The real question you should be asking is "How can I make my web based application and all my shell/ftp acounts, possibly on multiple machines, use the same password database?".

I would recomend looking at ldap for storing account details, one of the apache ldap access control modules, PAM for shell accounts and SASL for ftp/imap/smtp etc.

2004-10-22 21:43:20
One user, one password
As Hostbaby's largest customer, I'd like to point out a couple things here.

They don't even make me log in to do anything with the DNS registration. I just pay them to take care of it. They get all the junk mail you get just by registering a domain, and take care of it for me. Well worth what I pay them. So we are not really talking about a registrar.

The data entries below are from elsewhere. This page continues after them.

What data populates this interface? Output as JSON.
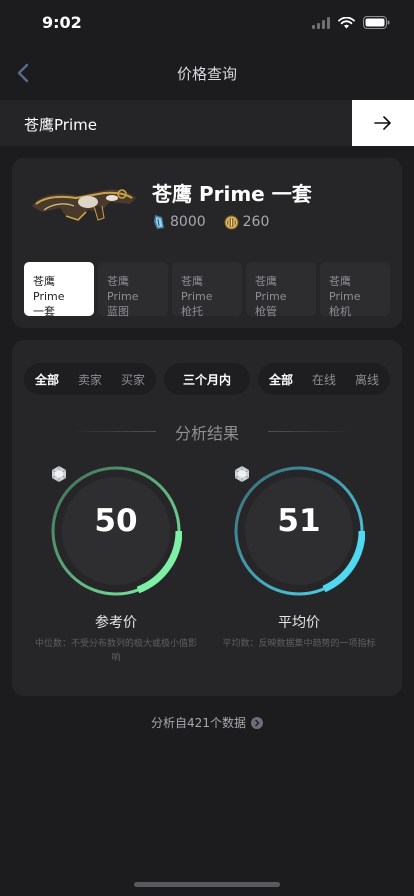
{
  "status": {
    "time": "9:02"
  },
  "nav": {
    "title": "价格查询"
  },
  "search": {
    "value": "苍鹰Prime"
  },
  "item": {
    "name": "苍鹰 Prime 一套",
    "ducats": "8000",
    "platinum": "260",
    "variants": [
      {
        "line1": "苍鹰 Prime",
        "line2": "一套",
        "active": true
      },
      {
        "line1": "苍鹰 Prime",
        "line2": "蓝图",
        "active": false
      },
      {
        "line1": "苍鹰 Prime",
        "line2": "枪托",
        "active": false
      },
      {
        "line1": "苍鹰 Prime",
        "line2": "枪管",
        "active": false
      },
      {
        "line1": "苍鹰 Prime",
        "line2": "枪机",
        "active": false
      }
    ]
  },
  "filters": {
    "side": {
      "all": "全部",
      "seller": "卖家",
      "buyer": "买家"
    },
    "period": "三个月内",
    "status": {
      "all": "全部",
      "online": "在线",
      "offline": "离线"
    }
  },
  "analysis": {
    "title": "分析结果",
    "reference": {
      "value": "50",
      "label": "参考价",
      "desc": "中位数：不受分布数列的极大或极小值影响"
    },
    "average": {
      "value": "51",
      "label": "平均价",
      "desc": "平均数：反映数据集中趋势的一项指标"
    }
  },
  "footer": {
    "text": "分析自421个数据"
  },
  "colors": {
    "refGauge": "#7ef0a6",
    "avgGauge": "#4fd8f0",
    "background": "#1c1c1e",
    "card": "#262628"
  }
}
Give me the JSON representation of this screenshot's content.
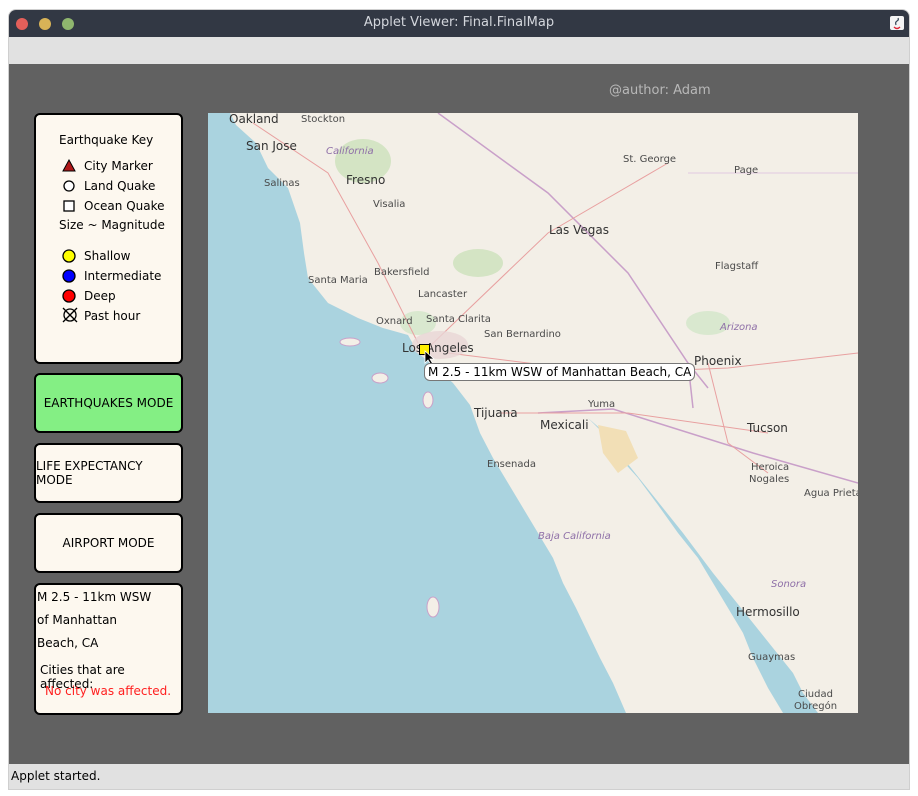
{
  "window": {
    "title": "Applet Viewer: Final.FinalMap",
    "status": "Applet started."
  },
  "author": "@author: Adam",
  "key": {
    "title": "Earthquake Key",
    "items": [
      {
        "label": "City Marker",
        "icon": "triangle-icon"
      },
      {
        "label": "Land Quake",
        "icon": "circle-icon"
      },
      {
        "label": "Ocean Quake",
        "icon": "square-icon"
      }
    ],
    "size_label": "Size ~ Magnitude",
    "depth": [
      {
        "label": "Shallow",
        "color": "#ffff00"
      },
      {
        "label": "Intermediate",
        "color": "#0000ff"
      },
      {
        "label": "Deep",
        "color": "#ff0000"
      },
      {
        "label": "Past hour",
        "icon": "crossed-circle-icon"
      }
    ]
  },
  "modes": {
    "earthquakes": "EARTHQUAKES MODE",
    "life": "LIFE EXPECTANCY MODE",
    "airport": "AIRPORT MODE",
    "active_color": "#84ef84"
  },
  "info": {
    "lines": [
      "M 2.5 - 11km WSW",
      "of Manhattan",
      "Beach, CA"
    ],
    "cities_label": "Cities that are affected:",
    "none_label": "No city was affected.",
    "none_color": "#ff2020"
  },
  "map": {
    "tooltip": "M 2.5 - 11km WSW of Manhattan Beach, CA",
    "cities": [
      "Oakland",
      "Stockton",
      "San Jose",
      "California",
      "Salinas",
      "Fresno",
      "Visalia",
      "St. George",
      "Page",
      "Las Vegas",
      "Bakersfield",
      "Santa Maria",
      "Lancaster",
      "Flagstaff",
      "Oxnard",
      "Santa Clarita",
      "San Bernardino",
      "Los Angeles",
      "Arizona",
      "Phoenix",
      "Tijuana",
      "Yuma",
      "Mexicali",
      "Tucson",
      "Ensenada",
      "Heroica",
      "Nogales",
      "Agua Prieta",
      "Baja California",
      "Sonora",
      "Hermosillo",
      "Guaymas",
      "Ciudad",
      "Obregón"
    ]
  }
}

Having separate username/passwords for multiple web-hosting (and SSH and FTP and webmail) accounts is absolutely crucial to me. I do *NOT* want to give out the password to *ALL* my accounts when I have to work with a designer for *one* account. So when I need to give a designer access to the whole site to keep a client happy (even if I *know* they're going to replace my PHP with static HTML and then wonder why the guestbook is broken :-^) then I need to be able to change that password separately.

In fact, I spoke with Derek earlier, and asked for a *finer* grain of control.

User/pass for all accounts.

Individual webmaster user/pass for each account.

Individual content editor user/pass for each account -- So I can put some parts of the site management under client control, but keep their fingers out of the gears (for the ones smart enough not to insist on putting their fingers in the gears).

2004-10-23 00:29:27
One user, one password

You're confusing two completely different things: authentication and authorization.

  • Authentication seeks to identify a user is who they claim to be, by checking a password or by some other means.

  • Authorization seeks to answer "Is user X permitted to do Y?".

A user needs one password to identify themselves. An administrator needs some means of authorizing identified users to perform certain tasks.

This applies just as much to the band manager -> web designer relationship as it does to the HostBaby -> band manager one.

2004-10-23 00:33:12
it's a full webhosting account, with FTP/SFTP/shell
INTERESTING! That's definitely a new way of looking at it. Thanks.